Data entries
^^^^^^^^^^^^^^^^
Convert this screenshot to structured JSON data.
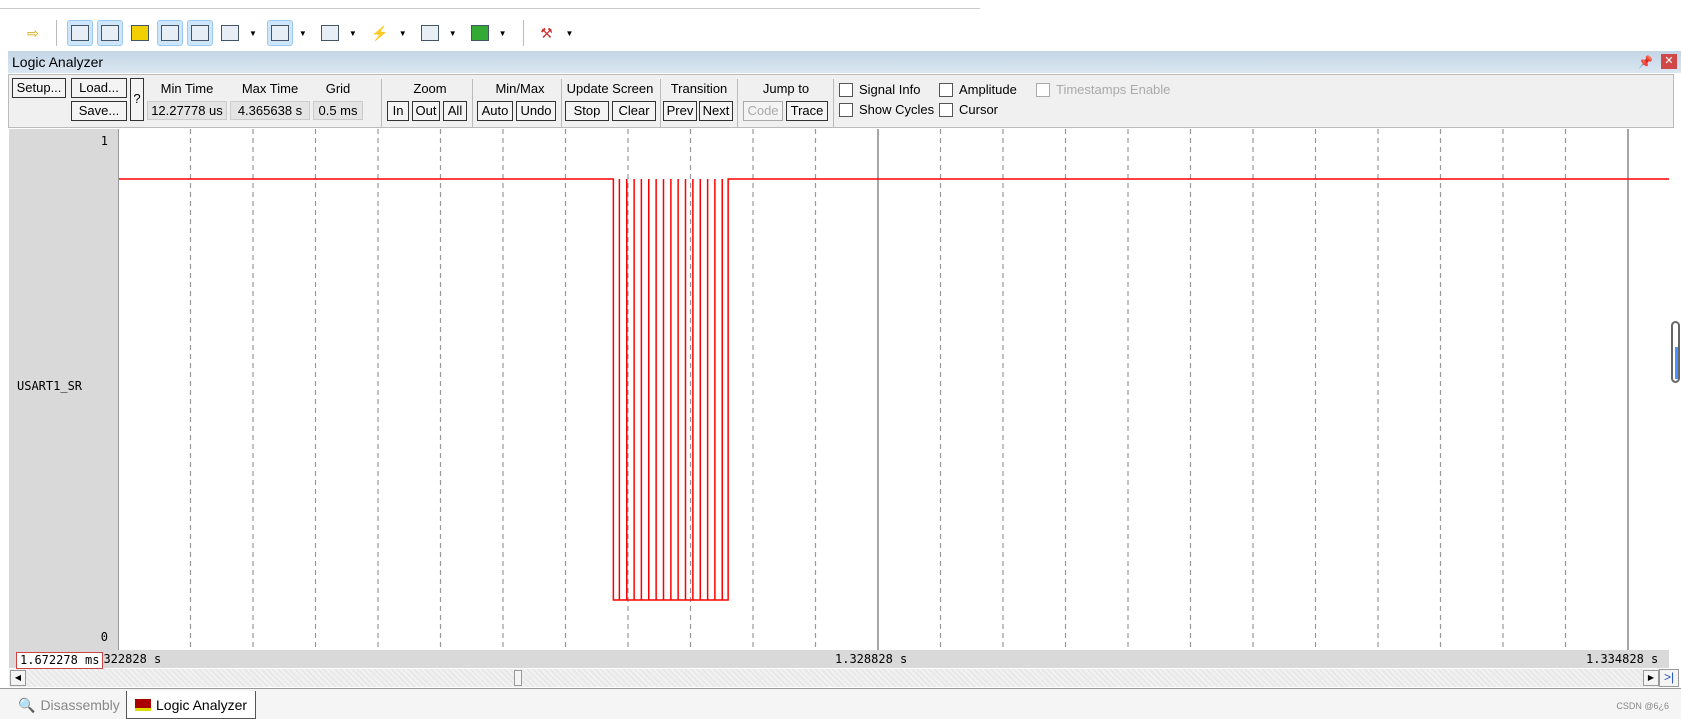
{
  "panel": {
    "title": "Logic Analyzer",
    "pin_icon": "pin-icon",
    "close_icon": "close-icon"
  },
  "controls": {
    "setup": "Setup...",
    "load": "Load...",
    "save": "Save...",
    "help": "?",
    "min_time_label": "Min Time",
    "min_time": "12.27778 us",
    "max_time_label": "Max Time",
    "max_time": "4.365638 s",
    "grid_label": "Grid",
    "grid": "0.5 ms",
    "zoom_label": "Zoom",
    "zoom_in": "In",
    "zoom_out": "Out",
    "zoom_all": "All",
    "minmax_label": "Min/Max",
    "auto": "Auto",
    "undo": "Undo",
    "update_label": "Update Screen",
    "stop": "Stop",
    "clear": "Clear",
    "transition_label": "Transition",
    "prev": "Prev",
    "next": "Next",
    "jump_label": "Jump to",
    "code": "Code",
    "trace": "Trace",
    "signal_info": "Signal Info",
    "show_cycles": "Show Cycles",
    "amplitude": "Amplitude",
    "cursor": "Cursor",
    "timestamps": "Timestamps Enable"
  },
  "signal": {
    "name": "USART1_SR",
    "max_label": "1",
    "min_label": "0"
  },
  "axis": {
    "cursor_readout": "1.672278 ms",
    "left": "1.322828 s",
    "mid": "1.328828 s",
    "right": "1.334828 s"
  },
  "tabs": [
    {
      "label": "Disassembly"
    },
    {
      "label": "Logic Analyzer"
    }
  ],
  "watermark": "CSDN @6¿6",
  "colors": {
    "signal": "#ff0000",
    "grid": "#888888"
  },
  "chart_data": {
    "type": "line",
    "series": [
      {
        "name": "USART1_SR",
        "low_start": 1.326711,
        "low_end": 1.327629,
        "spikes": [
          1.326759,
          1.326818,
          1.326877,
          1.326935,
          1.326994,
          1.327053,
          1.327112,
          1.327171,
          1.327229,
          1.327288,
          1.327347,
          1.327406,
          1.327465,
          1.327523,
          1.327582
        ]
      }
    ],
    "xlim": [
      1.322828,
      1.334828
    ],
    "ylim": [
      0,
      1
    ],
    "grid_step": 0.0005,
    "grid": true
  }
}
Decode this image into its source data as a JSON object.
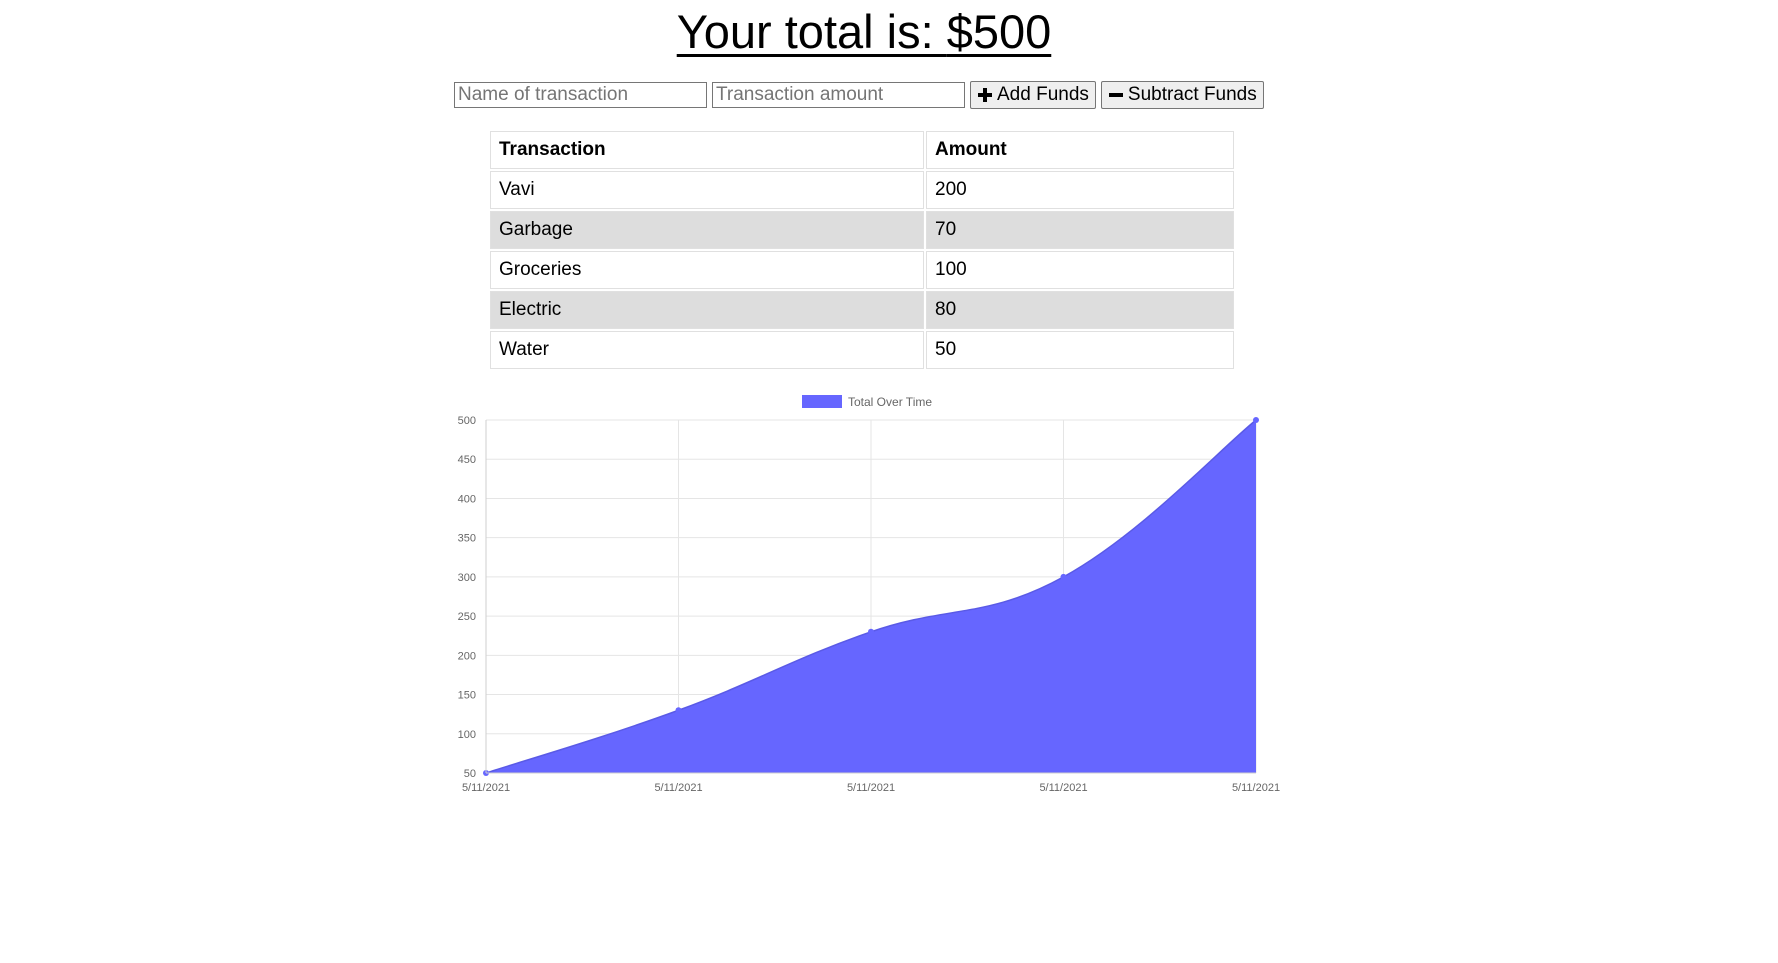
{
  "header": {
    "total_label": "Your total is: ",
    "total_value": "$500"
  },
  "form": {
    "name_placeholder": "Name of transaction",
    "amount_placeholder": "Transaction amount",
    "add_label": "Add Funds",
    "subtract_label": "Subtract Funds",
    "add_icon": "plus-icon",
    "subtract_icon": "minus-icon"
  },
  "table": {
    "headers": [
      "Transaction",
      "Amount"
    ],
    "rows": [
      [
        "Vavi",
        "200"
      ],
      [
        "Garbage",
        "70"
      ],
      [
        "Groceries",
        "100"
      ],
      [
        "Electric",
        "80"
      ],
      [
        "Water",
        "50"
      ]
    ],
    "stripe_color": "#dddddd"
  },
  "chart_data": {
    "type": "area",
    "x": [
      "5/11/2021",
      "5/11/2021",
      "5/11/2021",
      "5/11/2021",
      "5/11/2021"
    ],
    "series": [
      {
        "name": "Total Over Time",
        "values": [
          50,
          130,
          230,
          300,
          500
        ],
        "color": "#6666ff"
      }
    ],
    "ylim": [
      50,
      500
    ],
    "yticks": [
      50,
      100,
      150,
      200,
      250,
      300,
      350,
      400,
      450,
      500
    ],
    "grid": true,
    "legend": "top-center"
  }
}
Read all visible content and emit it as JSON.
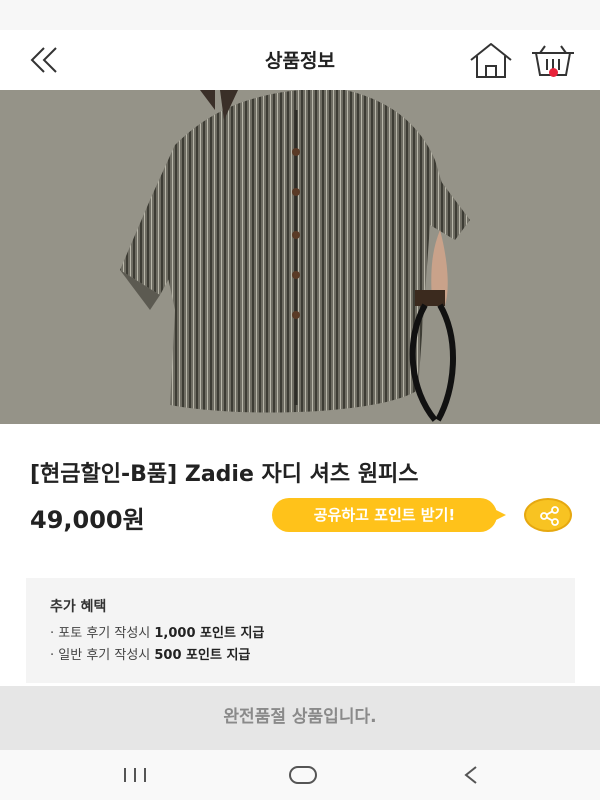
{
  "header": {
    "title": "상품정보"
  },
  "product": {
    "title": "[현금할인-B품] Zadie 자디 셔츠 원피스",
    "price": "49,000원"
  },
  "share": {
    "label": "공유하고 포인트 받기!"
  },
  "benefits": {
    "title": "추가 혜택",
    "lines": [
      {
        "prefix": "· 포토 후기 작성시 ",
        "points": "1,000 포인트 지급"
      },
      {
        "prefix": "· 일반 후기 작성시 ",
        "points": "500 포인트 지급"
      }
    ]
  },
  "soldout": {
    "label": "완전품절 상품입니다."
  },
  "colors": {
    "accent": "#ffc21a",
    "cart_badge": "#e8233a"
  }
}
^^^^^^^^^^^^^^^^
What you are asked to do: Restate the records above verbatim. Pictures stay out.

Answer space:
Convert this screenshot to structured JSON data.
{
  "panel": {
    "title": "Logic Analyzer",
    "pin_icon": "pin-icon",
    "close_icon": "close-icon"
  },
  "controls": {
    "setup": "Setup...",
    "load": "Load...",
    "save": "Save...",
    "help": "?",
    "min_time_label": "Min Time",
    "min_time": "12.27778 us",
    "max_time_label": "Max Time",
    "max_time": "4.365638 s",
    "grid_label": "Grid",
    "grid": "0.5 ms",
    "zoom_label": "Zoom",
    "zoom_in": "In",
    "zoom_out": "Out",
    "zoom_all": "All",
    "minmax_label": "Min/Max",
    "auto": "Auto",
    "undo": "Undo",
    "update_label": "Update Screen",
    "stop": "Stop",
    "clear": "Clear",
    "transition_label": "Transition",
    "prev": "Prev",
    "next": "Next",
    "jump_label": "Jump to",
    "code": "Code",
    "trace": "Trace",
    "signal_info": "Signal Info",
    "show_cycles": "Show Cycles",
    "amplitude": "Amplitude",
    "cursor": "Cursor",
    "timestamps": "Timestamps Enable"
  },
  "signal": {
    "name": "USART1_SR",
    "max_label": "1",
    "min_label": "0"
  },
  "axis": {
    "cursor_readout": "1.672278 ms",
    "left": "1.322828 s",
    "mid": "1.328828 s",
    "right": "1.334828 s"
  },
  "tabs": [
    {
      "label": "Disassembly"
    },
    {
      "label": "Logic Analyzer"
    }
  ],
  "watermark": "CSDN @6¿6",
  "colors": {
    "signal": "#ff0000",
    "grid": "#888888"
  },
  "chart_data": {
    "type": "line",
    "series": [
      {
        "name": "USART1_SR",
        "low_start": 1.326711,
        "low_end": 1.327629,
        "spikes": [
          1.326759,
          1.326818,
          1.326877,
          1.326935,
          1.326994,
          1.327053,
          1.327112,
          1.327171,
          1.327229,
          1.327288,
          1.327347,
          1.327406,
          1.327465,
          1.327523,
          1.327582
        ]
      }
    ],
    "xlim": [
      1.322828,
      1.334828
    ],
    "ylim": [
      0,
      1
    ],
    "grid_step": 0.0005,
    "grid": true
  }
}
Decode this image into its source data as a JSON object.
{
  "header": {
    "total_label": "Your total is: ",
    "total_value": "$500"
  },
  "form": {
    "name_placeholder": "Name of transaction",
    "amount_placeholder": "Transaction amount",
    "add_label": "Add Funds",
    "subtract_label": "Subtract Funds",
    "add_icon": "plus-icon",
    "subtract_icon": "minus-icon"
  },
  "table": {
    "headers": [
      "Transaction",
      "Amount"
    ],
    "rows": [
      [
        "Vavi",
        "200"
      ],
      [
        "Garbage",
        "70"
      ],
      [
        "Groceries",
        "100"
      ],
      [
        "Electric",
        "80"
      ],
      [
        "Water",
        "50"
      ]
    ],
    "stripe_color": "#dddddd"
  },
  "chart_data": {
    "type": "area",
    "x": [
      "5/11/2021",
      "5/11/2021",
      "5/11/2021",
      "5/11/2021",
      "5/11/2021"
    ],
    "series": [
      {
        "name": "Total Over Time",
        "values": [
          50,
          130,
          230,
          300,
          500
        ],
        "color": "#6666ff"
      }
    ],
    "ylim": [
      50,
      500
    ],
    "yticks": [
      50,
      100,
      150,
      200,
      250,
      300,
      350,
      400,
      450,
      500
    ],
    "grid": true,
    "legend": "top-center"
  }
}
Read all visible content and emit it as JSON.
{
  "header": {
    "title": "상품정보"
  },
  "product": {
    "title": "[현금할인-B품] Zadie 자디 셔츠 원피스",
    "price": "49,000원"
  },
  "share": {
    "label": "공유하고 포인트 받기!"
  },
  "benefits": {
    "title": "추가 혜택",
    "lines": [
      {
        "prefix": "· 포토 후기 작성시 ",
        "points": "1,000 포인트 지급"
      },
      {
        "prefix": "· 일반 후기 작성시 ",
        "points": "500 포인트 지급"
      }
    ]
  },
  "soldout": {
    "label": "완전품절 상품입니다."
  },
  "colors": {
    "accent": "#ffc21a",
    "cart_badge": "#e8233a"
  }
}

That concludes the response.